It was the coming of the railways in Victorian Britain that led to creation of the modern company. The need for capital was so great that that investors had to be offered the reassurance of limited liability.
From this start, the authors of The Company (there is an excerpt in The Times today) tell a familiar story. ‘Of the 2,000 cotton firms… only a handful had anything as sophisticated as a marketing department’. The public school disdain for trade added to the low regard for business in society.
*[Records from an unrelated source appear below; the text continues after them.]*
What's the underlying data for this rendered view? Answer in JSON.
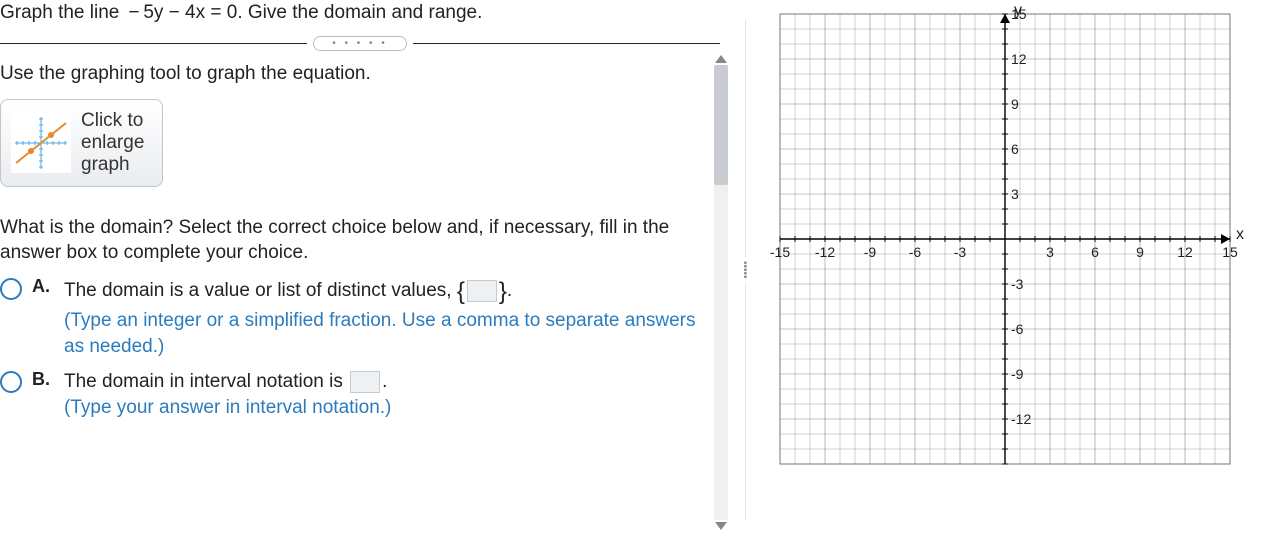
{
  "question": "Graph the line  − 5y − 4x = 0. Give the domain and range.",
  "collapse_dots": "• • • • •",
  "instruction": "Use the graphing tool to graph the equation.",
  "enlarge_button": {
    "line1": "Click to",
    "line2": "enlarge",
    "line3": "graph"
  },
  "domain_question": "What is the domain? Select the correct choice below and, if necessary, fill in the answer box to complete your choice.",
  "choice_a": {
    "label": "A.",
    "text_before": "The domain is a value or list of distinct values, ",
    "text_after": ".",
    "hint": "(Type an integer or a simplified fraction. Use a comma to separate answers as needed.)"
  },
  "choice_b": {
    "label": "B.",
    "text_before": "The domain in interval notation is ",
    "text_after": ".",
    "hint": "(Type your answer in interval notation.)"
  },
  "chart_data": {
    "type": "line",
    "title": "",
    "xlabel": "x",
    "ylabel": "y",
    "xlim": [
      -15,
      15
    ],
    "ylim": [
      -15,
      15
    ],
    "x_ticks": [
      -15,
      -12,
      -9,
      -6,
      -3,
      3,
      6,
      9,
      12,
      15
    ],
    "y_ticks": [
      -12,
      -9,
      -6,
      -3,
      3,
      6,
      9,
      12,
      15
    ],
    "grid": true,
    "series": []
  },
  "divider_dots": "•••••"
}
There have been some high points. The authors point to Lever Brothers introducing Sunlight, the world’s first branded and packaged laundry soap. This was in 1885. They also admire a few well-run and enduring family firms such as Cadbury. But it seems that, in creating companies, we were fonder of the idea than the execution.